BOOKING THE JOURNEY
Those of you who follow this blog with due care and attention will be aware that for some years I have been resident in King’s Lynn for some years, and had I moved I would certainly have mentioned it here. Why then is the ticket above booked as a return from Peterborough to Kyle of Lochalsh and not from King’s Lynn?
The following screenshots will expose the reason for this and the utter craziness and illogic of pricing on British public transport.
I will actually be travelling the King’s Lynn – Peterborough and its reverse route on the First Eastern Counties X1 bus, which will set me back £6.40 each way or £12.80 in total, making a saving of approximately £47 as compared to the all-in-one booking from King’s Lynn.
You might think that having cut through all the BS re fares and booked the tickets the daftness would end there, but you would be wrong…
COLLECTING THE TICKETS
The booking accomplished yesterday evening, this morning I set about collecting the tickets. First, as a precaution since I would be needing to keep them safe for a long while I searched out a receptacle of suitable size, shape and robustness to put them in, locating this pretty swiftly:
Having thus equipped myself it was off to the library to print off some booking information that I was going to need to collect the tickets.
Then with the information printed it was on to the station to pick up the tickets. This is usually done via ticket machines, of which King’s Lynn station has two. Here are pictures of both machines, showing precisely why I could not use them…
I fully understand the desirability and indeed the need to replace old ticket machines with new, but why take both out of service simultaneously? Why not take one out of service and keep the other operational until the first new machine is ready, then take the second old machine out of service and replace it, thereby keeping at least one machine operational the whole time?
Fortunately, there were staff present, and I was able to get my tickets printed at a ticket office. While waiting I bagged an image of the station plaque:
Although the process took longer and entailed more frustration than I had anticipated, I have the tickets and other info safely stowed, and am looking forward to my visit to the wilds of northwest Scotland.
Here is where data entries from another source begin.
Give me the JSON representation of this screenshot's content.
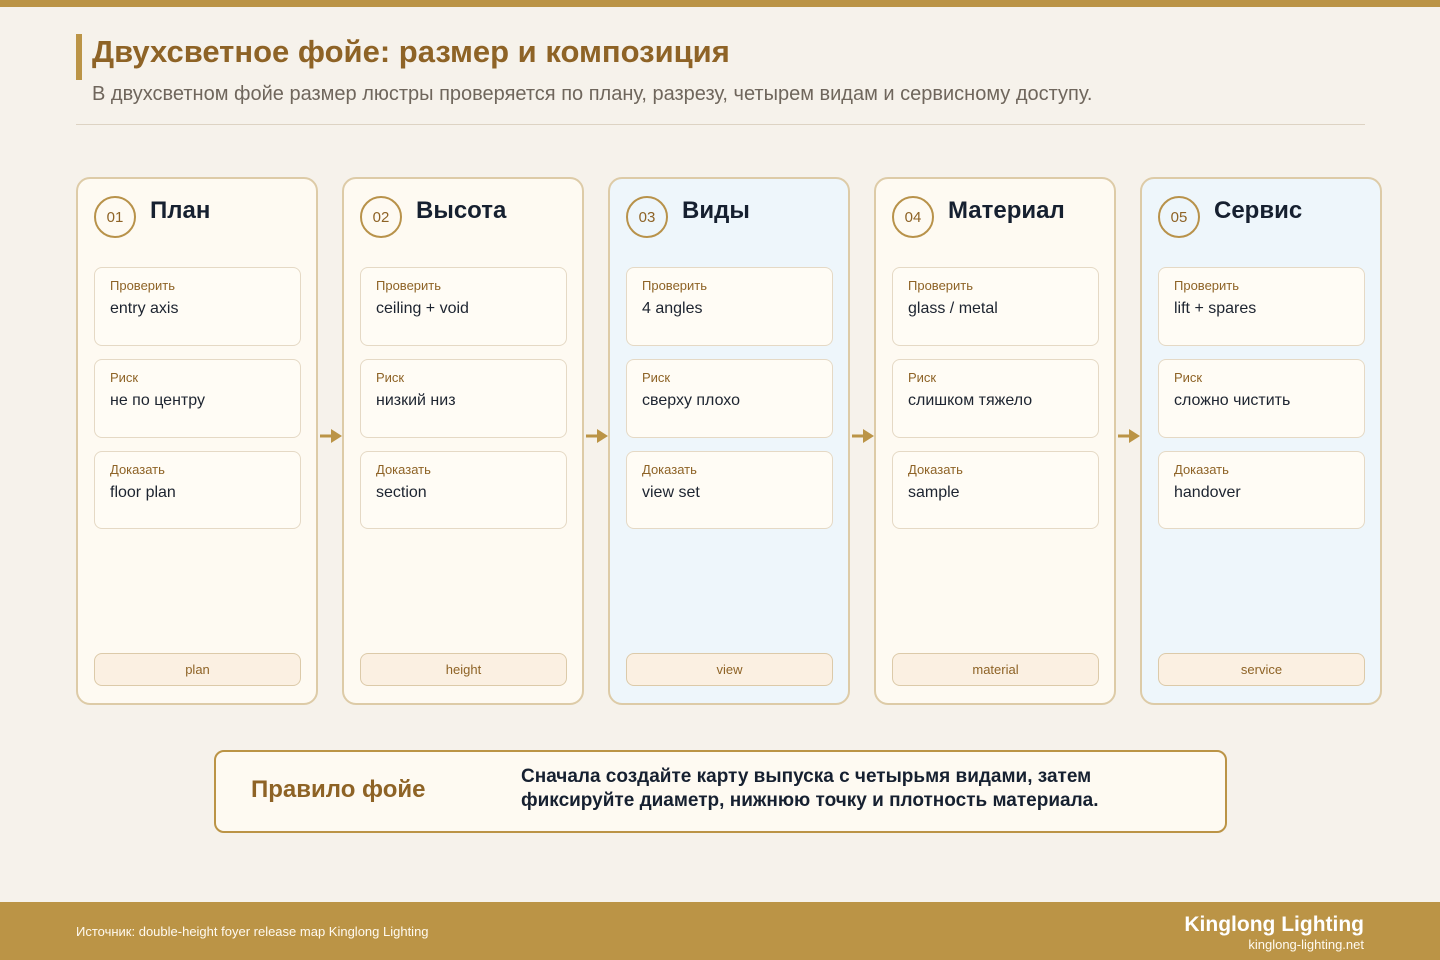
{
  "header": {
    "title": "Двухсветное фойе: размер и композиция",
    "subtitle": "В двухсветном фойе размер люстры проверяется по плану, разрезу, четырем видам и сервисному доступу."
  },
  "stages": [
    {
      "number": "01",
      "title": "План",
      "tint": "warm",
      "items": [
        {
          "label": "Проверить",
          "value": "entry axis"
        },
        {
          "label": "Риск",
          "value": "не по центру"
        },
        {
          "label": "Доказать",
          "value": "floor plan"
        }
      ],
      "tag": "plan"
    },
    {
      "number": "02",
      "title": "Высота",
      "tint": "warm",
      "items": [
        {
          "label": "Проверить",
          "value": "ceiling + void"
        },
        {
          "label": "Риск",
          "value": "низкий низ"
        },
        {
          "label": "Доказать",
          "value": "section"
        }
      ],
      "tag": "height"
    },
    {
      "number": "03",
      "title": "Виды",
      "tint": "blue",
      "items": [
        {
          "label": "Проверить",
          "value": "4 angles"
        },
        {
          "label": "Риск",
          "value": "сверху плохо"
        },
        {
          "label": "Доказать",
          "value": "view set"
        }
      ],
      "tag": "view"
    },
    {
      "number": "04",
      "title": "Материал",
      "tint": "warm",
      "items": [
        {
          "label": "Проверить",
          "value": "glass / metal"
        },
        {
          "label": "Риск",
          "value": "слишком тяжело"
        },
        {
          "label": "Доказать",
          "value": "sample"
        }
      ],
      "tag": "material"
    },
    {
      "number": "05",
      "title": "Сервис",
      "tint": "blue",
      "items": [
        {
          "label": "Проверить",
          "value": "lift + spares"
        },
        {
          "label": "Риск",
          "value": "сложно чистить"
        },
        {
          "label": "Доказать",
          "value": "handover"
        }
      ],
      "tag": "service"
    }
  ],
  "rule": {
    "title": "Правило фойе",
    "text": "Сначала создайте карту выпуска с четырьмя видами, затем фиксируйте диаметр, нижнюю точку и плотность материала."
  },
  "footer": {
    "source": "Источник: double-height foyer release map Kinglong Lighting",
    "brand": "Kinglong Lighting",
    "url": "kinglong-lighting.net"
  },
  "colors": {
    "accent": "#bb9446",
    "background": "#f6f2eb",
    "card_warm": "#fefaf2",
    "card_blue": "#eef6fb"
  }
}
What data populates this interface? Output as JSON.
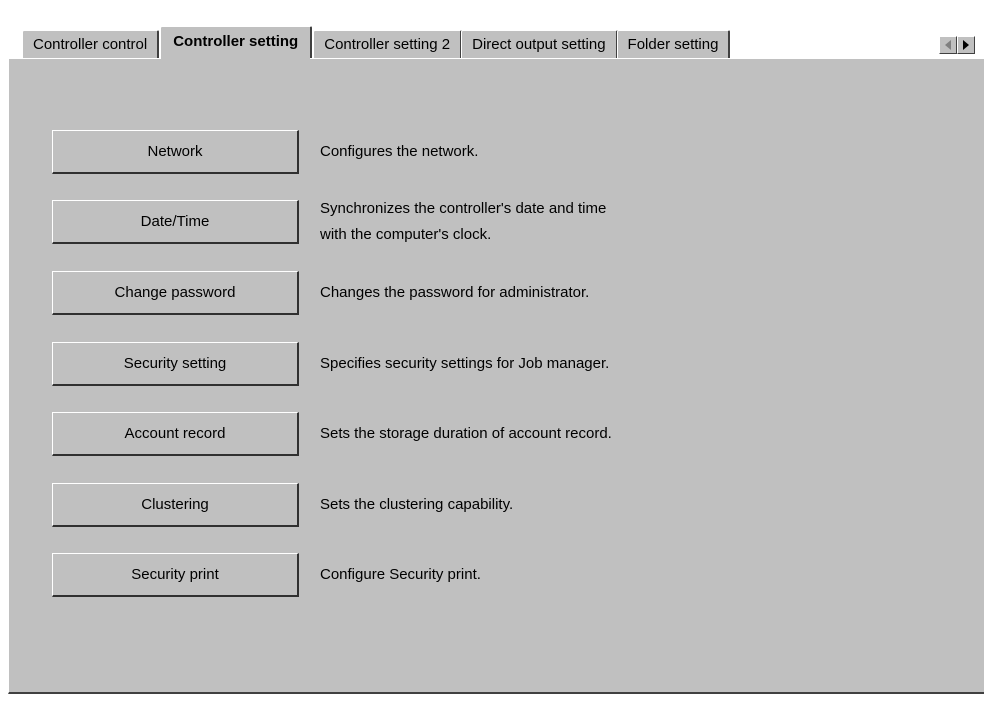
{
  "tabs": [
    {
      "label": "Controller control",
      "active": false
    },
    {
      "label": "Controller setting",
      "active": true
    },
    {
      "label": "Controller setting 2",
      "active": false
    },
    {
      "label": "Direct output setting",
      "active": false
    },
    {
      "label": "Folder setting",
      "active": false
    }
  ],
  "scroll": {
    "left_icon": "arrow-left-icon",
    "right_icon": "arrow-right-icon"
  },
  "settings": [
    {
      "button": "Network",
      "description": [
        "Configures the network."
      ]
    },
    {
      "button": "Date/Time",
      "description": [
        "Synchronizes the controller's date and time",
        "with the computer's clock."
      ]
    },
    {
      "button": "Change password",
      "description": [
        "Changes the password for administrator."
      ]
    },
    {
      "button": "Security setting",
      "description": [
        "Specifies security settings for Job manager."
      ]
    },
    {
      "button": "Account record",
      "description": [
        "Sets the storage duration of account record."
      ]
    },
    {
      "button": "Clustering",
      "description": [
        "Sets the clustering capability."
      ]
    },
    {
      "button": "Security print",
      "description": [
        "Configure Security print."
      ]
    }
  ],
  "colors": {
    "panel": "#c0c0c0",
    "highlight": "#ffffff",
    "shadow": "#404040"
  }
}
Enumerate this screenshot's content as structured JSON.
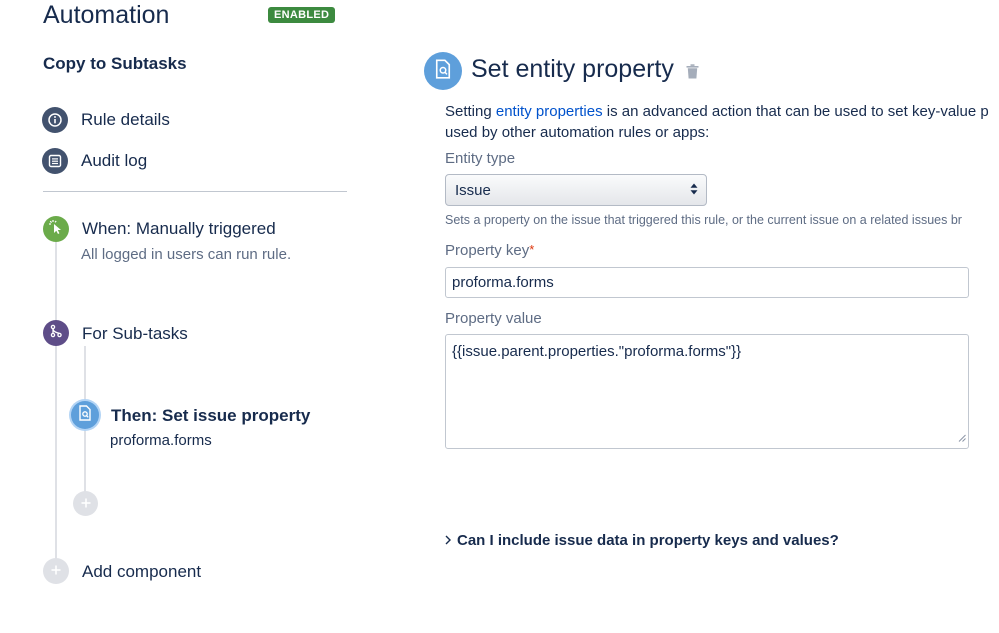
{
  "app": {
    "title": "Automation",
    "status_badge": "ENABLED"
  },
  "sidebar": {
    "rule_name": "Copy to Subtasks",
    "nav": [
      {
        "label": "Rule details",
        "icon": "info-icon"
      },
      {
        "label": "Audit log",
        "icon": "list-icon"
      }
    ],
    "trigger": {
      "title": "When: Manually triggered",
      "subtitle": "All logged in users can run rule.",
      "icon": "cursor-click-icon",
      "color": "#6bab4a"
    },
    "branch": {
      "title": "For Sub-tasks",
      "icon": "branch-icon",
      "color": "#5e4d88"
    },
    "action": {
      "title": "Then: Set issue property",
      "subtitle": "proforma.forms",
      "icon": "document-icon",
      "color": "#5e9fdb"
    },
    "add_component_label": "Add component"
  },
  "panel": {
    "title": "Set entity property",
    "description_prefix": "Setting ",
    "description_link": "entity properties",
    "description_suffix": " is an advanced action that can be used to set key-value p",
    "description_line2": "used by other automation rules or apps:",
    "entity_type": {
      "label": "Entity type",
      "value": "Issue",
      "help": "Sets a property on the issue that triggered this rule, or the current issue on a related issues br"
    },
    "property_key": {
      "label": "Property key",
      "required_mark": "*",
      "value": "proforma.forms"
    },
    "property_value": {
      "label": "Property value",
      "value": "{{issue.parent.properties.\"proforma.forms\"}}"
    },
    "faq": "Can I include issue data in property keys and values?"
  },
  "colors": {
    "accent": "#0052cc",
    "enabled": "#3c8a3f",
    "text": "#172b4d",
    "muted": "#5e6c84"
  }
}
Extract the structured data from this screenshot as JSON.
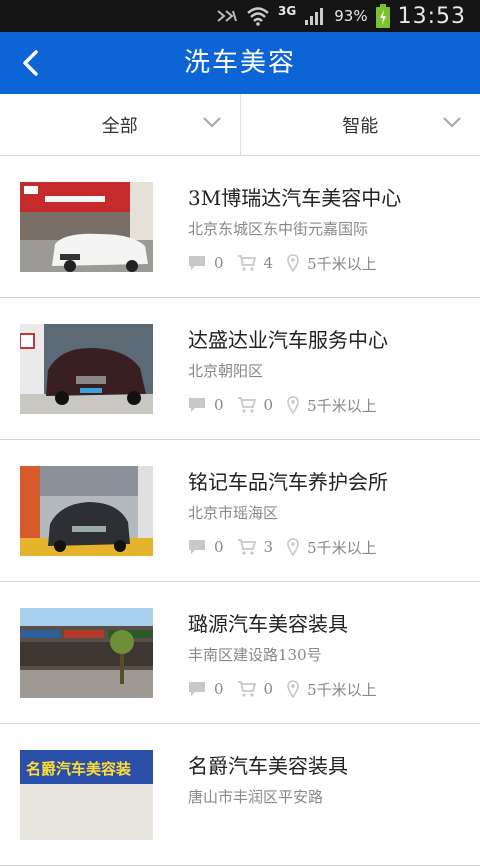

It will not be my first visit to Kyle of Lochalsh – back in 1993, before the opening of a swanky new toll-bridge and consequent removal of ferry services to maximise said bridge’s profits, I passed through Kyle en route to the Isle of Skye, returning to the mainland by way of the southern ferry crossing to Mallaig.
I conclude this post with two more photos, one showing all the printed material I have for the journey, and the other ending our journey back where we started (a lot more straightforward in a blog than in a journey on British public transport!)